The US is still weighing its options on how to help stranded American citizens in Afghanistan as well as Afghans who helped US troops over the years, a senior State Department official said Wednesday.
Under Secretary of State Victoria Nuland said that the US was in touch with Americans in Afghanistan “in the last 24 hours, to tell them that we are looking at all possible options, air routes, land routes” to help them evacuate.
But the senior US diplomat told reporters that Washington was still working to determine “precisely” who wants to leave Afghanistan.
Despite appeals from Europe, the US withdrew at an expedited pace from the longest war it has ever taken part in, and Taliban militants quickly took over the country.
Meanwhile, State Department Spokesman Ned Price said 31,107 people were evacuated by the US from Afghanistan from Aug. 17. Of those evacuated, 4,446 were US citizens, 2,785 were lawful permanent residents, and 23,876 were at-risk Afghans.
Most, if not all, Afghans looking to flee were afraid of the Taliban, which has been executing and torturing those who worked with the US during the 20-year war.
Now, the US may be forced to deal with the Taliban. Military officials have admitted to coordinating with the group, which was toppled by the US decades ago, during the evacuation process in recent weeks.
Nuland said the US was planning on maintaining a line of communication with the militant group.
But she warned: “We’re not going to take them at their word, we’re going to take them at their deeds.”

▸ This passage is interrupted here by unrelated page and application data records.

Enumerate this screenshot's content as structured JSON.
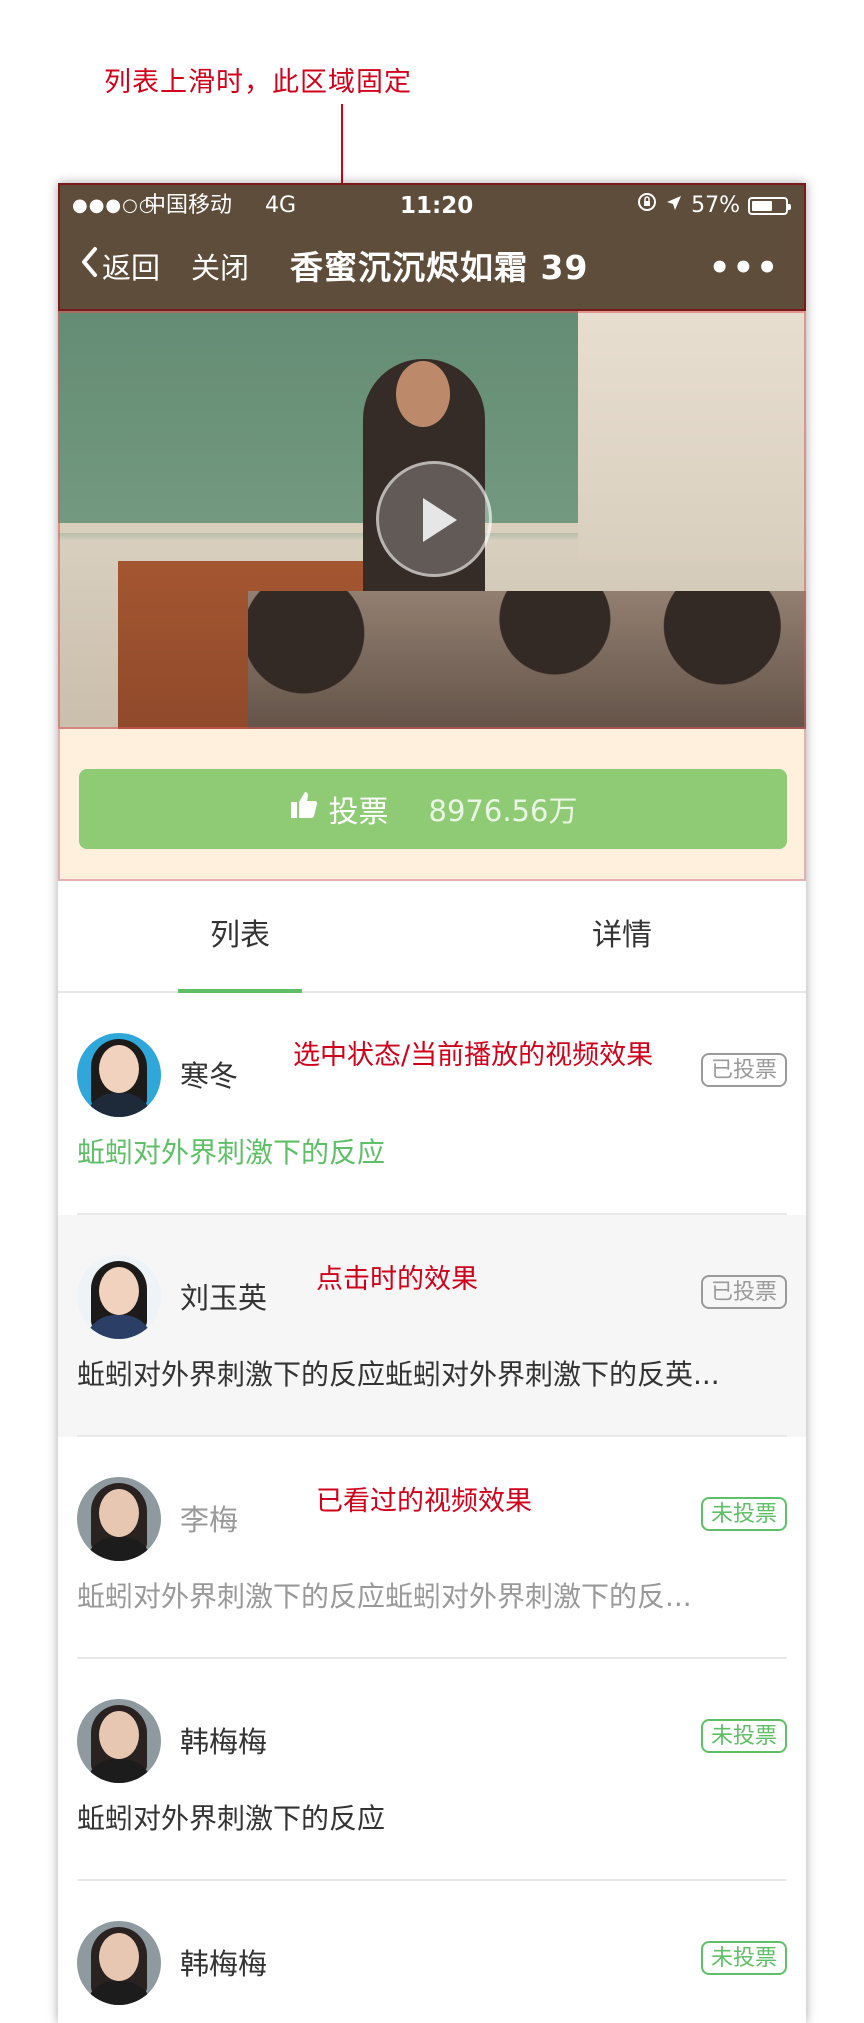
{
  "annotations": {
    "top_note": "列表上滑时，此区域固定",
    "item_selected": "选中状态/当前播放的视频效果",
    "item_pressed": "点击时的效果",
    "item_watched": "已看过的视频效果"
  },
  "status_bar": {
    "signal": "●●●○○",
    "carrier": "中国移动",
    "network": "4G",
    "time": "11:20",
    "battery": "57%"
  },
  "nav": {
    "back": "返回",
    "close": "关闭",
    "title": "香蜜沉沉烬如霜 39",
    "more": "•••"
  },
  "vote": {
    "label": "投票",
    "amount": "8976.56万"
  },
  "tabs": [
    "列表",
    "详情"
  ],
  "list": [
    {
      "name": "寒冬",
      "desc": "蚯蚓对外界刺激下的反应",
      "badge": "已投票",
      "state": "selected"
    },
    {
      "name": "刘玉英",
      "desc": "蚯蚓对外界刺激下的反应蚯蚓对外界刺激下的反英...",
      "badge": "已投票",
      "state": "pressed"
    },
    {
      "name": "李梅",
      "desc": "蚯蚓对外界刺激下的反应蚯蚓对外界刺激下的反...",
      "badge": "未投票",
      "state": "watched"
    },
    {
      "name": "韩梅梅",
      "desc": "蚯蚓对外界刺激下的反应",
      "badge": "未投票",
      "state": "normal"
    },
    {
      "name": "韩梅梅",
      "desc": "",
      "badge": "未投票",
      "state": "normal"
    }
  ],
  "colors": {
    "header_bg": "#5e4d3a",
    "accent_green": "#5fbf67",
    "vote_green": "#8fcb75",
    "annotation_red": "#d0021b",
    "vote_area_bg": "#fef0dd"
  }
}
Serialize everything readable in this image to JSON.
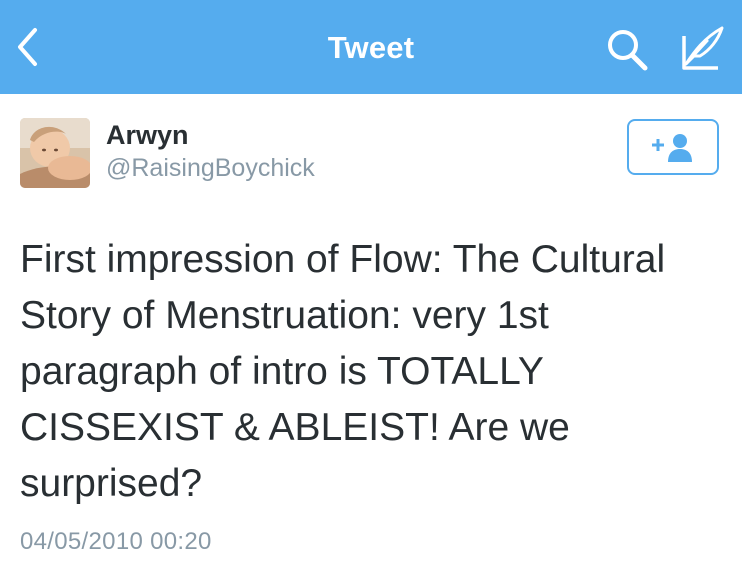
{
  "nav": {
    "title": "Tweet",
    "back_icon": "chevron-left-icon",
    "search_icon": "search-icon",
    "compose_icon": "compose-quill-icon",
    "bar_color": "#55acee"
  },
  "author": {
    "name": "Arwyn",
    "handle": "@RaisingBoychick",
    "follow_icon": "add-user-icon"
  },
  "tweet": {
    "text": "First impression of Flow: The Cultural Story of Menstruation: very 1st paragraph of intro is TOTALLY CISSEXIST & ABLEIST! Are we surprised?",
    "timestamp": "04/05/2010 00:20"
  },
  "colors": {
    "accent": "#55acee",
    "text_primary": "#292f33",
    "text_secondary": "#8899a6"
  }
}
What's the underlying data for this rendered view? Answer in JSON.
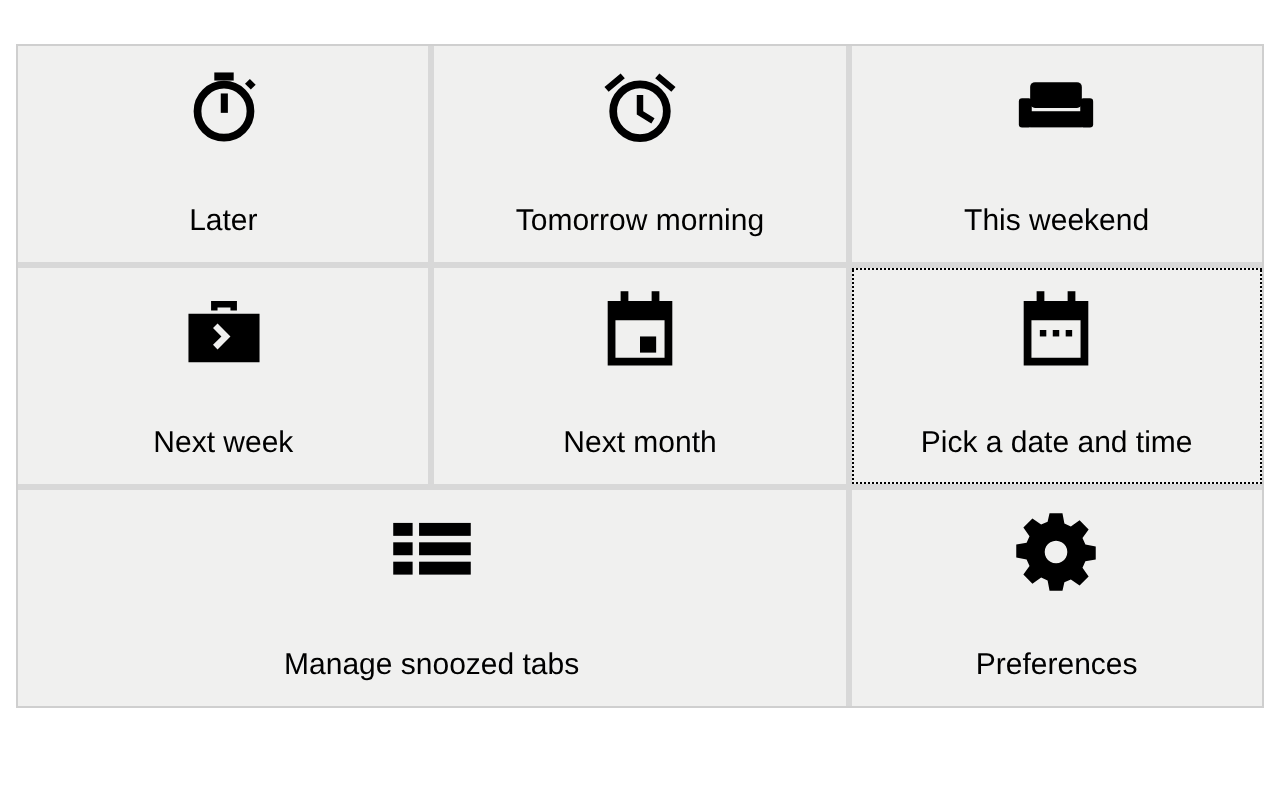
{
  "options": [
    {
      "label": "Later",
      "kind": "stopwatch",
      "focused": false
    },
    {
      "label": "Tomorrow morning",
      "kind": "alarm",
      "focused": false
    },
    {
      "label": "This weekend",
      "kind": "sofa",
      "focused": false
    },
    {
      "label": "Next week",
      "kind": "briefcase",
      "focused": false
    },
    {
      "label": "Next month",
      "kind": "month",
      "focused": false
    },
    {
      "label": "Pick a date and time",
      "kind": "custom",
      "focused": true
    },
    {
      "label": "Manage snoozed tabs",
      "kind": "manage",
      "focused": false
    },
    {
      "label": "Preferences",
      "kind": "settings",
      "focused": false
    }
  ]
}
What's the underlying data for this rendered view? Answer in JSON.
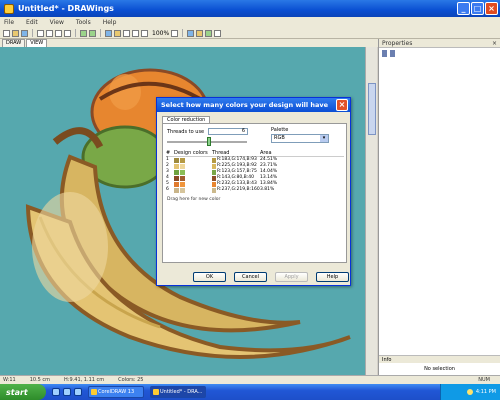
{
  "window": {
    "title": "Untitled* - DRAWings"
  },
  "menu": [
    "File",
    "Edit",
    "View",
    "Tools",
    "Help"
  ],
  "toolbar": {
    "zoom": "100%"
  },
  "tabs": [
    "DRAW",
    "VIEW"
  ],
  "properties": {
    "title": "Properties",
    "info_label": "Info",
    "info_value": "No selection"
  },
  "statusbar": {
    "w": "W:11",
    "h": "10.5 cm",
    "pos": "H:9.41, 1.11 cm",
    "colors": "Colors: 25",
    "right": "NUM"
  },
  "taskbar": {
    "start": "start",
    "tasks": [
      "CorelDRAW 13",
      "Untitled* - DRA..."
    ],
    "clock": "4:11 PM"
  },
  "dialog": {
    "title": "Select how many colors your design will have",
    "tab": "Color reduction",
    "threads_label": "Threads to use",
    "threads_value": "6",
    "palette_label": "Palette",
    "palette_value": "RGB",
    "columns": [
      "#",
      "Design colors",
      "Thread",
      "Area"
    ],
    "rows": [
      {
        "num": "1",
        "design": [
          "#9e8a3c",
          "#b59a44"
        ],
        "thread_color": "#b59a44",
        "thread": "R:183,G:174,B:93",
        "area": "24.51%"
      },
      {
        "num": "2",
        "design": [
          "#e3c473",
          "#efd79a"
        ],
        "thread_color": "#d9b85e",
        "thread": "R:225,G:193,B:92",
        "area": "23.71%"
      },
      {
        "num": "3",
        "design": [
          "#6fa23f",
          "#8bbd57"
        ],
        "thread_color": "#7aa849",
        "thread": "R:123,G:157,B:75",
        "area": "14.04%"
      },
      {
        "num": "4",
        "design": [
          "#8a4a26",
          "#a25c2f"
        ],
        "thread_color": "#8f4f2a",
        "thread": "R:143,G:80,B:40",
        "area": "13.14%"
      },
      {
        "num": "5",
        "design": [
          "#e07a2c",
          "#f0953c"
        ],
        "thread_color": "#e8852f",
        "thread": "R:232,G:133,B:43",
        "area": "13.84%"
      },
      {
        "num": "6",
        "design": [
          "#c9b58a",
          "#d6c59c"
        ],
        "thread_color": "#cbb98c",
        "thread": "R:237,G:219,B:160",
        "area": "3.81%"
      }
    ],
    "hint": "Drag here for new color",
    "buttons": {
      "ok": "OK",
      "cancel": "Cancel",
      "apply": "Apply",
      "help": "Help"
    }
  }
}
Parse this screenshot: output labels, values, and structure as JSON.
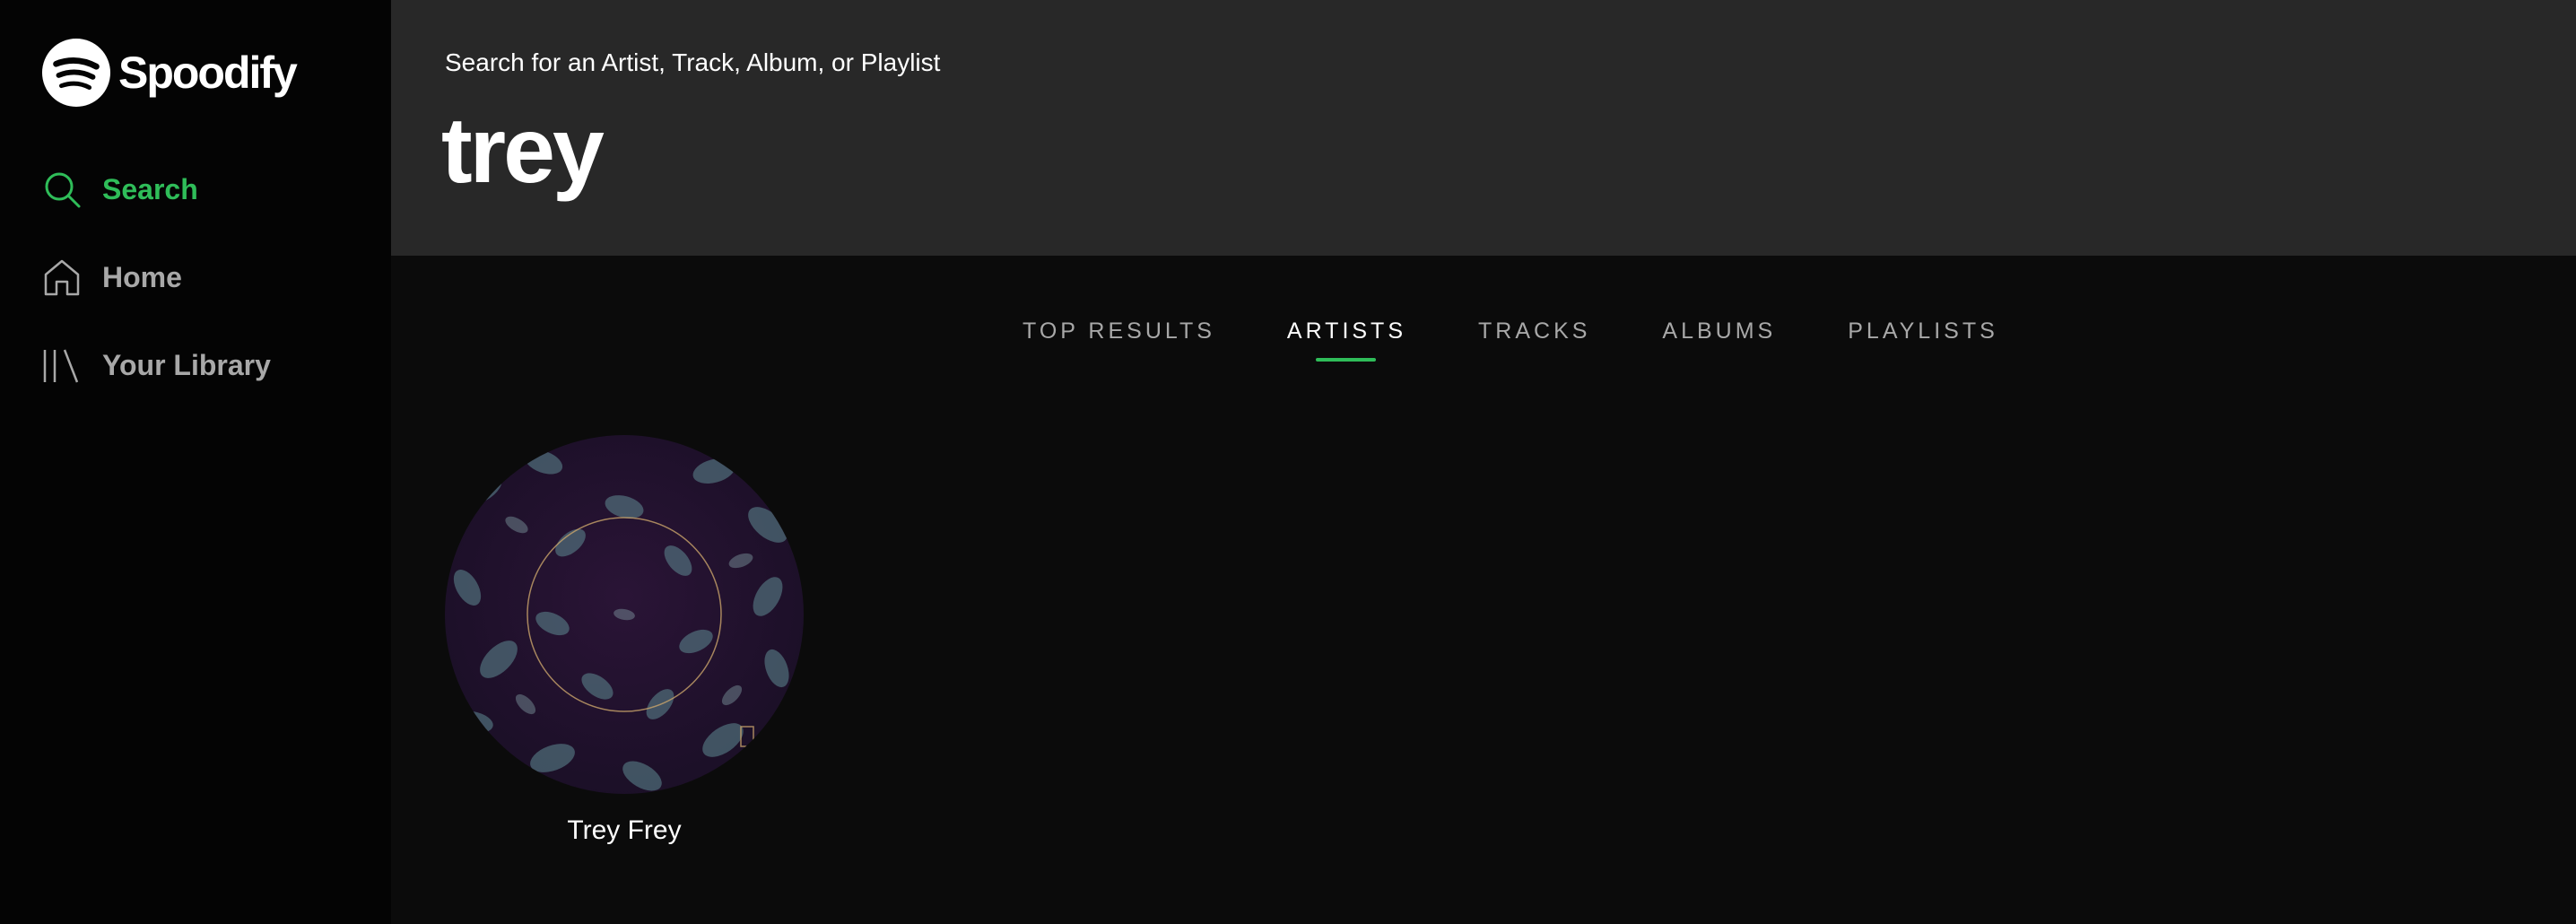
{
  "app": {
    "name": "Spoodify"
  },
  "sidebar": {
    "items": [
      {
        "label": "Search",
        "icon": "search-icon",
        "active": true
      },
      {
        "label": "Home",
        "icon": "home-icon",
        "active": false
      },
      {
        "label": "Your Library",
        "icon": "library-icon",
        "active": false
      }
    ]
  },
  "search": {
    "prompt": "Search for an Artist, Track, Album, or Playlist",
    "value": "trey"
  },
  "tabs": [
    {
      "label": "TOP RESULTS",
      "active": false
    },
    {
      "label": "ARTISTS",
      "active": true
    },
    {
      "label": "TRACKS",
      "active": false
    },
    {
      "label": "ALBUMS",
      "active": false
    },
    {
      "label": "PLAYLISTS",
      "active": false
    }
  ],
  "results": {
    "artists": [
      {
        "name": "Trey Frey",
        "image": "artist-photo-ivy-leaves"
      }
    ]
  },
  "colors": {
    "accent": "#2fbd59",
    "sidebar_bg": "#040404",
    "header_bg": "#282828",
    "main_bg": "#0b0b0b",
    "muted_text": "#a8a8a8"
  }
}
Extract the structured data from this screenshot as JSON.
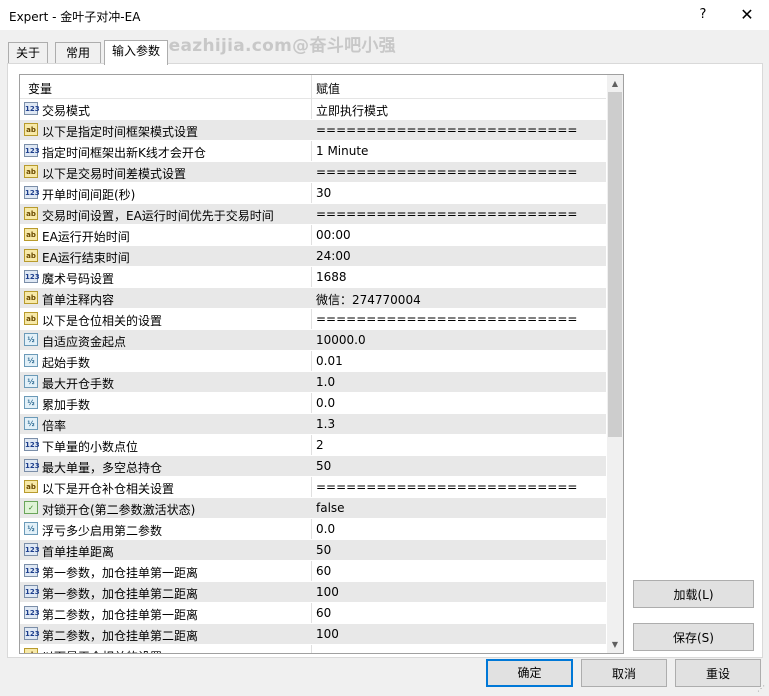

“So, they’ve got a lot to prove based on their own track record,” Nuland said. “They also have a lot to gain, if they can run Afghanistan, far, far differently than they did the last time they were in power,” she added.